[Provided records]
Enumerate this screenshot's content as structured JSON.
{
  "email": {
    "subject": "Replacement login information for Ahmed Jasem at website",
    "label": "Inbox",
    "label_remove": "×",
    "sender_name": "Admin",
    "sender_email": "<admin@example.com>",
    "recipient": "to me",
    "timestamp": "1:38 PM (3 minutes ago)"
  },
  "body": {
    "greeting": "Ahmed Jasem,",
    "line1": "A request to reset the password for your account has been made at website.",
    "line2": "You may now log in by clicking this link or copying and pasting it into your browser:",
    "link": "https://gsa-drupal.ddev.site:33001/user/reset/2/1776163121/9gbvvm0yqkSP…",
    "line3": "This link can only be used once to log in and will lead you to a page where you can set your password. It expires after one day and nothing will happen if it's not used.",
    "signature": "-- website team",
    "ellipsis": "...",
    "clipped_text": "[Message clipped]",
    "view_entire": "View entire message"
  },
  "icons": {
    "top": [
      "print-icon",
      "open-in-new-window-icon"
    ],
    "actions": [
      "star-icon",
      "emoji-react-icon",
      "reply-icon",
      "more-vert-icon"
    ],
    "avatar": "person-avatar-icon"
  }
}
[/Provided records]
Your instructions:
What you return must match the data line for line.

Result below:
Enumerate this screenshot's content as structured JSON.
{
  "email": {
    "subject": "Replacement login information for Ahmed Jasem at website",
    "label": "Inbox",
    "label_remove": "×",
    "sender_name": "Admin",
    "sender_email": "<admin@example.com>",
    "recipient": "to me",
    "timestamp": "1:38 PM (3 minutes ago)"
  },
  "body": {
    "greeting": "Ahmed Jasem,",
    "line1": "A request to reset the password for your account has been made at website.",
    "line2": "You may now log in by clicking this link or copying and pasting it into your browser:",
    "link": "https://gsa-drupal.ddev.site:33001/user/reset/2/1776163121/9gbvvm0yqkSP…",
    "line3": "This link can only be used once to log in and will lead you to a page where you can set your password. It expires after one day and nothing will happen if it's not used.",
    "signature": "-- website team",
    "ellipsis": "...",
    "clipped_text": "[Message clipped]",
    "view_entire": "View entire message"
  },
  "icons": {
    "top": [
      "print-icon",
      "open-in-new-window-icon"
    ],
    "actions": [
      "star-icon",
      "emoji-react-icon",
      "reply-icon",
      "more-vert-icon"
    ],
    "avatar": "person-avatar-icon"
  }
}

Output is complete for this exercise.